Dallas is the fifth largest US destination from Brisbane that is not served nonstop – it is slightly smaller than Seattle and slightly bigger than Chicago. Dallas would not be a new US destination for Qantas as it is now served from Sydney. Qantas currently operates Sydney-Dallas nonstop in both directions but for three years after the route was launched in 2011 it made a stop in Brisbane in the westbound direction.
Launching Brisbane-Dallas with the last batch of 787s would be sensible although it does not meet Qantas’ objective of adding a new US destination. Dallas would offer better connectivity than Chicago or Seattle. Dallas is American’s largest hub and generally an easier airport to connect in than Chicago O’Hare.
For most destinations in the eastern and central US, Dallas would offer faster total transit times than Chicago from Brisbane. Dallas also offers connections to Latin America which Chicago generally does not offer.
Connectivity should be the main factor in selecting a new US route given that regardless of which US airport Qantas selects a majority of passengers will be connecting. Qantas essentially with this exercise is selecting the connecting airport that is best for Brisbane-US passengers that are not heading to California or New York.
Los Angeles now accounts for over 30% of total Brisbane-continental US traffic. As Qantas is down-gauging Brisbane-Los Angeles (its only existing Brisbane-US route) from 364-seat 747-400s to 236-seat 787-9s, a much larger portion of its Brisbane-Los Angeles traffic will consist of local traffic.
Qantas’ Brisbane-US capacity will increase by 30% as it transitions from one 747-400 flight to two 787-9 flights. It could have opted to increase Brisbane-Los Angeles capacity with a double daily service and continue relying entirely on the Los Angeles hub. By selecting a new destination, Qantas is reducing capacity to Los Angeles by 35%, forcing it to focus the Brisbane-Los Angeles flight on the local market along with New York (using Qantas metal) and connections within the US west coast.

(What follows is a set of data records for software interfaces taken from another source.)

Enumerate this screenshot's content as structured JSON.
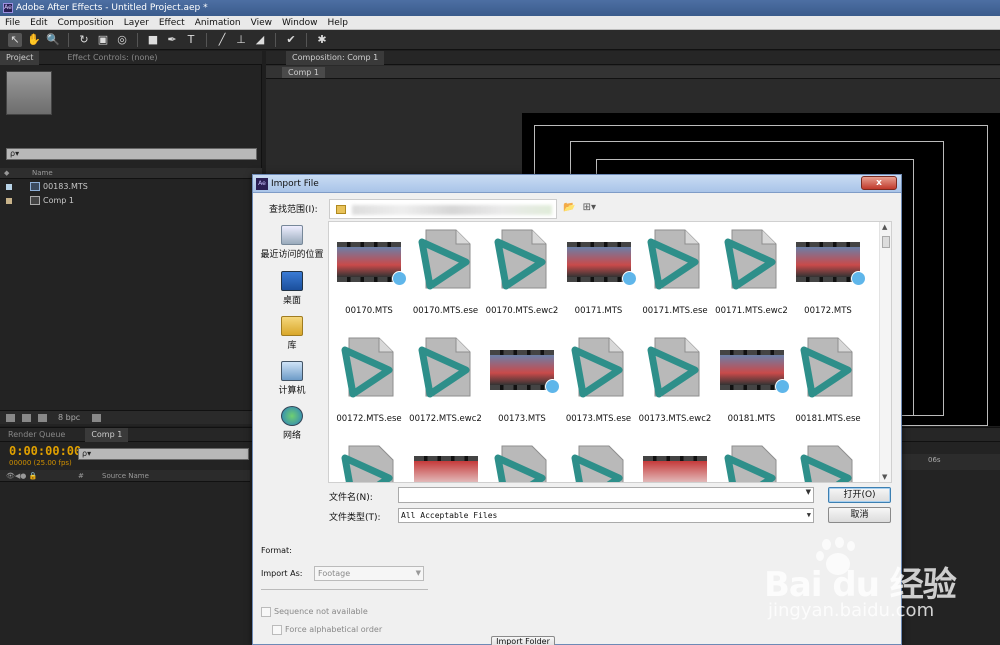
{
  "app": {
    "title": "Adobe After Effects - Untitled Project.aep *",
    "logo": "Ae"
  },
  "menu": [
    "File",
    "Edit",
    "Composition",
    "Layer",
    "Effect",
    "Animation",
    "View",
    "Window",
    "Help"
  ],
  "toolbar": {
    "tools": [
      "selection-tool",
      "hand-tool",
      "zoom-tool",
      "rotate-tool",
      "camera-tool",
      "pan-behind-tool",
      "rectangle-tool",
      "pen-tool",
      "text-tool",
      "brush-tool",
      "clone-stamp-tool",
      "eraser-tool",
      "roto-brush-tool",
      "puppet-pin-tool"
    ],
    "glyphs": [
      "↖",
      "✋",
      "🔍",
      "↻",
      "▣",
      "◎",
      "■",
      "✒",
      "T",
      "╱",
      "⊥",
      "◢",
      "✔",
      "✱"
    ]
  },
  "project_panel": {
    "tab_project": "Project",
    "tab_effects": "Effect Controls: (none)",
    "search_placeholder": "ρ▾",
    "col_name": "Name",
    "items": [
      {
        "name": "00183.MTS",
        "label_color": "#b8d4e8"
      },
      {
        "name": "Comp 1",
        "label_color": "#c8b38a"
      }
    ],
    "bpc": "8 bpc"
  },
  "composition_panel": {
    "tab": "Composition: Comp 1",
    "comp_chip": "Comp 1"
  },
  "timeline": {
    "tab_render": "Render Queue",
    "tab_comp": "Comp 1",
    "timecode": "0:00:00:00",
    "fps": "00000 (25.00 fps)",
    "search_placeholder": "ρ▾",
    "col_num": "#",
    "col_source": "Source Name",
    "ruler_mark": "06s"
  },
  "dialog": {
    "title": "Import File",
    "logo": "Ae",
    "close": "x",
    "look_in_label": "查找范围(I):",
    "places": [
      {
        "label": "最近访问的位置",
        "icon": "recent-places-icon"
      },
      {
        "label": "桌面",
        "icon": "desktop-icon"
      },
      {
        "label": "库",
        "icon": "libraries-icon"
      },
      {
        "label": "计算机",
        "icon": "computer-icon"
      },
      {
        "label": "网络",
        "icon": "network-icon"
      }
    ],
    "files_row1": [
      {
        "name": "00170.MTS",
        "type": "video"
      },
      {
        "name": "00170.MTS.ese",
        "type": "play"
      },
      {
        "name": "00170.MTS.ewc2",
        "type": "play"
      },
      {
        "name": "00171.MTS",
        "type": "video"
      },
      {
        "name": "00171.MTS.ese",
        "type": "play"
      },
      {
        "name": "00171.MTS.ewc2",
        "type": "play"
      },
      {
        "name": "00172.MTS",
        "type": "video"
      }
    ],
    "files_row2": [
      {
        "name": "00172.MTS.ese",
        "type": "play"
      },
      {
        "name": "00172.MTS.ewc2",
        "type": "play"
      },
      {
        "name": "00173.MTS",
        "type": "video"
      },
      {
        "name": "00173.MTS.ese",
        "type": "play"
      },
      {
        "name": "00173.MTS.ewc2",
        "type": "play"
      },
      {
        "name": "00181.MTS",
        "type": "video"
      },
      {
        "name": "00181.MTS.ese",
        "type": "play"
      }
    ],
    "file_name_label": "文件名(N):",
    "file_name_value": "",
    "file_type_label": "文件类型(T):",
    "file_type_value": "All Acceptable Files",
    "open_button": "打开(O)",
    "cancel_button": "取消",
    "format_label": "Format:",
    "import_as_label": "Import As:",
    "import_as_value": "Footage",
    "sequence_label": "Sequence not available",
    "force_alpha_label": "Force alphabetical order",
    "import_folder_button": "Import Folder"
  },
  "watermark": {
    "brand": "Bai du 经验",
    "url": "jingyan.baidu.com"
  }
}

The rest of the US will have to be mainly covered by the new flight. As the rest of the US would not be well served via Seattle, a Brisbane-Seattle route is not a viable option.